Write each line out a second time, exactly as shown below.

───── DATA FOR PROCESSING ─────

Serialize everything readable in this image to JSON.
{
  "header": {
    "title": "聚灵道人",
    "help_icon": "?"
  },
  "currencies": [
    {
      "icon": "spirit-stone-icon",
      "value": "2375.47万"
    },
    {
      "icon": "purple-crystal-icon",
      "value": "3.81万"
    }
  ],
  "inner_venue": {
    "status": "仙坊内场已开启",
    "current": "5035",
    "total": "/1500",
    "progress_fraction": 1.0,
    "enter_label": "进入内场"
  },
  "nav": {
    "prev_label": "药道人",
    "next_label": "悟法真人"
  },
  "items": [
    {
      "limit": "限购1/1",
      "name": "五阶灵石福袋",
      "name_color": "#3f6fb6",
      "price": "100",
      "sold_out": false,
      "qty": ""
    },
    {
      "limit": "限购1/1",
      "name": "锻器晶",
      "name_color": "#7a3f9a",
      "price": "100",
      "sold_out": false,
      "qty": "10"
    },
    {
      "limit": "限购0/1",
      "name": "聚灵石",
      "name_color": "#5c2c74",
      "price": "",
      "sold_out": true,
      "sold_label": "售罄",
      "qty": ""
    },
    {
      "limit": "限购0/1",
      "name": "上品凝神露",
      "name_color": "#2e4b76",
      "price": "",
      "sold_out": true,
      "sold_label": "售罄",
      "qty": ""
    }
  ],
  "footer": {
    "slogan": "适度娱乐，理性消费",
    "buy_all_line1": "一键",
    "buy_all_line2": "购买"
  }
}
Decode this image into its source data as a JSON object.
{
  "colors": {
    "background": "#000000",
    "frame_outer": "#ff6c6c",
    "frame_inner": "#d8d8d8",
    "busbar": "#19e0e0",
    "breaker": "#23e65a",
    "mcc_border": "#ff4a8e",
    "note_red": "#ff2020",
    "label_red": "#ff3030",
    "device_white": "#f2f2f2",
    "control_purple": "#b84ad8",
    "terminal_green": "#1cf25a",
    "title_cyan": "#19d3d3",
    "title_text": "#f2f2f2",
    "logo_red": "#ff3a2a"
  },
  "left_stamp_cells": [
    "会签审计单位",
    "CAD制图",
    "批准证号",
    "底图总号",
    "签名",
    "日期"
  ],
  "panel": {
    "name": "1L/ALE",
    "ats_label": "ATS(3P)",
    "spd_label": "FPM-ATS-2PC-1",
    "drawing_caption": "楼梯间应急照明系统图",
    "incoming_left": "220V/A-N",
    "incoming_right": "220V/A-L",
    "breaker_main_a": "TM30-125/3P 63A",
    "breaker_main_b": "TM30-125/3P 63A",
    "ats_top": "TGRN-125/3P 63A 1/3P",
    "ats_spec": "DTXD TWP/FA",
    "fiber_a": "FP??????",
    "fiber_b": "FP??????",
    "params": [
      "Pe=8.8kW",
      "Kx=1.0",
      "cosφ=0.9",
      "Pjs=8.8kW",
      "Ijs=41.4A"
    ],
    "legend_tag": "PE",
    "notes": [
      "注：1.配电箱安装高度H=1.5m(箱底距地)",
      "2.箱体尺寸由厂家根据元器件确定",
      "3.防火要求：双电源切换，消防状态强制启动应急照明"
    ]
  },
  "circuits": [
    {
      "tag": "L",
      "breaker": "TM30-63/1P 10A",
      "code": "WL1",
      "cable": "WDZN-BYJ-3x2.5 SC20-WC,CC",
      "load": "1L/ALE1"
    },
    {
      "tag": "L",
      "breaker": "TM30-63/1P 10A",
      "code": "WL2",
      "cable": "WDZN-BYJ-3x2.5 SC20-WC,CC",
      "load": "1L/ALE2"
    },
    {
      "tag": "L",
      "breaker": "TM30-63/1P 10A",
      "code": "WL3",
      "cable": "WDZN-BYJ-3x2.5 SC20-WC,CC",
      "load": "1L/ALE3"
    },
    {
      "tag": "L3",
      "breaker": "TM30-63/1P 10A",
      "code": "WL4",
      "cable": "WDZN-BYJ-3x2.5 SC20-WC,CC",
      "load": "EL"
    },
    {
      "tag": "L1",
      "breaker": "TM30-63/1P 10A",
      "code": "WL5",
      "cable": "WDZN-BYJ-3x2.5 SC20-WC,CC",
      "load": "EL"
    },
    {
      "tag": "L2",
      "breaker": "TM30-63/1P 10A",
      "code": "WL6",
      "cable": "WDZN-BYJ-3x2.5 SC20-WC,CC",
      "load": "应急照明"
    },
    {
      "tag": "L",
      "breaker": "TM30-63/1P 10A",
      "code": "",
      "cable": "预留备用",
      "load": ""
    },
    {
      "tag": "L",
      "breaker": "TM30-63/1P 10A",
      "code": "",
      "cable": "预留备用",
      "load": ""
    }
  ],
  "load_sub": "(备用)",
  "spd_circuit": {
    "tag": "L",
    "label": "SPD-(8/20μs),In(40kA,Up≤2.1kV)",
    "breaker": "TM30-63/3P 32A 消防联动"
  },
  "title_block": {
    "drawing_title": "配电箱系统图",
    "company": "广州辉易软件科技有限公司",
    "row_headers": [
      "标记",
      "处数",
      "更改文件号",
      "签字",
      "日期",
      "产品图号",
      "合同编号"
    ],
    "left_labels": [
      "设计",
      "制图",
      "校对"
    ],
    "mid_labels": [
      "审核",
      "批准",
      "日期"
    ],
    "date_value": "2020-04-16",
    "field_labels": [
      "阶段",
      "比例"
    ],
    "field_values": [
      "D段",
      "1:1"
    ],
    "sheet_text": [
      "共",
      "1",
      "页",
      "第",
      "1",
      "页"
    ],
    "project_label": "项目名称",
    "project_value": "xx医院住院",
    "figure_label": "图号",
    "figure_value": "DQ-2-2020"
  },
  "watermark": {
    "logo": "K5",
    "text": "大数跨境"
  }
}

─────

REPLY —
Serialize everything readable in this image to JSON.
{
  "header": {
    "title": "聚灵道人",
    "help_icon": "?"
  },
  "currencies": [
    {
      "icon": "spirit-stone-icon",
      "value": "2375.47万"
    },
    {
      "icon": "purple-crystal-icon",
      "value": "3.81万"
    }
  ],
  "inner_venue": {
    "status": "仙坊内场已开启",
    "current": "5035",
    "total": "/1500",
    "progress_fraction": 1.0,
    "enter_label": "进入内场"
  },
  "nav": {
    "prev_label": "药道人",
    "next_label": "悟法真人"
  },
  "items": [
    {
      "limit": "限购1/1",
      "name": "五阶灵石福袋",
      "name_color": "#3f6fb6",
      "price": "100",
      "sold_out": false,
      "qty": ""
    },
    {
      "limit": "限购1/1",
      "name": "锻器晶",
      "name_color": "#7a3f9a",
      "price": "100",
      "sold_out": false,
      "qty": "10"
    },
    {
      "limit": "限购0/1",
      "name": "聚灵石",
      "name_color": "#5c2c74",
      "price": "",
      "sold_out": true,
      "sold_label": "售罄",
      "qty": ""
    },
    {
      "limit": "限购0/1",
      "name": "上品凝神露",
      "name_color": "#2e4b76",
      "price": "",
      "sold_out": true,
      "sold_label": "售罄",
      "qty": ""
    }
  ],
  "footer": {
    "slogan": "适度娱乐，理性消费",
    "buy_all_line1": "一键",
    "buy_all_line2": "购买"
  }
}
Decode this image into its source data as a JSON object.
{
  "colors": {
    "background": "#000000",
    "frame_outer": "#ff6c6c",
    "frame_inner": "#d8d8d8",
    "busbar": "#19e0e0",
    "breaker": "#23e65a",
    "mcc_border": "#ff4a8e",
    "note_red": "#ff2020",
    "label_red": "#ff3030",
    "device_white": "#f2f2f2",
    "control_purple": "#b84ad8",
    "terminal_green": "#1cf25a",
    "title_cyan": "#19d3d3",
    "title_text": "#f2f2f2",
    "logo_red": "#ff3a2a"
  },
  "left_stamp_cells": [
    "会签审计单位",
    "CAD制图",
    "批准证号",
    "底图总号",
    "签名",
    "日期"
  ],
  "panel": {
    "name": "1L/ALE",
    "ats_label": "ATS(3P)",
    "spd_label": "FPM-ATS-2PC-1",
    "drawing_caption": "楼梯间应急照明系统图",
    "incoming_left": "220V/A-N",
    "incoming_right": "220V/A-L",
    "breaker_main_a": "TM30-125/3P 63A",
    "breaker_main_b": "TM30-125/3P 63A",
    "ats_top": "TGRN-125/3P 63A 1/3P",
    "ats_spec": "DTXD TWP/FA",
    "fiber_a": "FP??????",
    "fiber_b": "FP??????",
    "params": [
      "Pe=8.8kW",
      "Kx=1.0",
      "cosφ=0.9",
      "Pjs=8.8kW",
      "Ijs=41.4A"
    ],
    "legend_tag": "PE",
    "notes": [
      "注：1.配电箱安装高度H=1.5m(箱底距地)",
      "2.箱体尺寸由厂家根据元器件确定",
      "3.防火要求：双电源切换，消防状态强制启动应急照明"
    ]
  },
  "circuits": [
    {
      "tag": "L",
      "breaker": "TM30-63/1P 10A",
      "code": "WL1",
      "cable": "WDZN-BYJ-3x2.5 SC20-WC,CC",
      "load": "1L/ALE1"
    },
    {
      "tag": "L",
      "breaker": "TM30-63/1P 10A",
      "code": "WL2",
      "cable": "WDZN-BYJ-3x2.5 SC20-WC,CC",
      "load": "1L/ALE2"
    },
    {
      "tag": "L",
      "breaker": "TM30-63/1P 10A",
      "code": "WL3",
      "cable": "WDZN-BYJ-3x2.5 SC20-WC,CC",
      "load": "1L/ALE3"
    },
    {
      "tag": "L3",
      "breaker": "TM30-63/1P 10A",
      "code": "WL4",
      "cable": "WDZN-BYJ-3x2.5 SC20-WC,CC",
      "load": "EL"
    },
    {
      "tag": "L1",
      "breaker": "TM30-63/1P 10A",
      "code": "WL5",
      "cable": "WDZN-BYJ-3x2.5 SC20-WC,CC",
      "load": "EL"
    },
    {
      "tag": "L2",
      "breaker": "TM30-63/1P 10A",
      "code": "WL6",
      "cable": "WDZN-BYJ-3x2.5 SC20-WC,CC",
      "load": "应急照明"
    },
    {
      "tag": "L",
      "breaker": "TM30-63/1P 10A",
      "code": "",
      "cable": "预留备用",
      "load": ""
    },
    {
      "tag": "L",
      "breaker": "TM30-63/1P 10A",
      "code": "",
      "cable": "预留备用",
      "load": ""
    }
  ],
  "load_sub": "(备用)",
  "spd_circuit": {
    "tag": "L",
    "label": "SPD-(8/20μs),In(40kA,Up≤2.1kV)",
    "breaker": "TM30-63/3P 32A 消防联动"
  },
  "title_block": {
    "drawing_title": "配电箱系统图",
    "company": "广州辉易软件科技有限公司",
    "row_headers": [
      "标记",
      "处数",
      "更改文件号",
      "签字",
      "日期",
      "产品图号",
      "合同编号"
    ],
    "left_labels": [
      "设计",
      "制图",
      "校对"
    ],
    "mid_labels": [
      "审核",
      "批准",
      "日期"
    ],
    "date_value": "2020-04-16",
    "field_labels": [
      "阶段",
      "比例"
    ],
    "field_values": [
      "D段",
      "1:1"
    ],
    "sheet_text": [
      "共",
      "1",
      "页",
      "第",
      "1",
      "页"
    ],
    "project_label": "项目名称",
    "project_value": "xx医院住院",
    "figure_label": "图号",
    "figure_value": "DQ-2-2020"
  },
  "watermark": {
    "logo": "K5",
    "text": "大数跨境"
  }
}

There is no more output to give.